--- THE TASK ---
Each record is to be given again without alteration.

--- DATASET RECORDS ---
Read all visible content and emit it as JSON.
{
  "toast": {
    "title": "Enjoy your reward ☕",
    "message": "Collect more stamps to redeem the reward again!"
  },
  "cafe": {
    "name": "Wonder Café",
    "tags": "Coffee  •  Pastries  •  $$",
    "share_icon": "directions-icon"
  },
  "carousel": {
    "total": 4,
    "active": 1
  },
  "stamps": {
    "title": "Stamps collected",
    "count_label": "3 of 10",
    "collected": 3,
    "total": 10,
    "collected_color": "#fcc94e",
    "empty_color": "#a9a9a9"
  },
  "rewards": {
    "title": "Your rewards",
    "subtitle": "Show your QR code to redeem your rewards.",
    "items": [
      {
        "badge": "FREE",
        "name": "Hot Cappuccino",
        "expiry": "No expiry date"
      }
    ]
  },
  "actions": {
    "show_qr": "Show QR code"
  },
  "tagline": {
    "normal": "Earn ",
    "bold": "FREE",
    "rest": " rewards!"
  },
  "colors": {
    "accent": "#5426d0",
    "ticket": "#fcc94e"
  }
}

--- RESPONSE FOR THIS EXERCISE ---
Read all visible content and emit it as JSON.
{
  "toast": {
    "title": "Enjoy your reward ☕",
    "message": "Collect more stamps to redeem the reward again!"
  },
  "cafe": {
    "name": "Wonder Café",
    "tags": "Coffee  •  Pastries  •  $$",
    "share_icon": "directions-icon"
  },
  "carousel": {
    "total": 4,
    "active": 1
  },
  "stamps": {
    "title": "Stamps collected",
    "count_label": "3 of 10",
    "collected": 3,
    "total": 10,
    "collected_color": "#fcc94e",
    "empty_color": "#a9a9a9"
  },
  "rewards": {
    "title": "Your rewards",
    "subtitle": "Show your QR code to redeem your rewards.",
    "items": [
      {
        "badge": "FREE",
        "name": "Hot Cappuccino",
        "expiry": "No expiry date"
      }
    ]
  },
  "actions": {
    "show_qr": "Show QR code"
  },
  "tagline": {
    "normal": "Earn ",
    "bold": "FREE",
    "rest": " rewards!"
  },
  "colors": {
    "accent": "#5426d0",
    "ticket": "#fcc94e"
  }
}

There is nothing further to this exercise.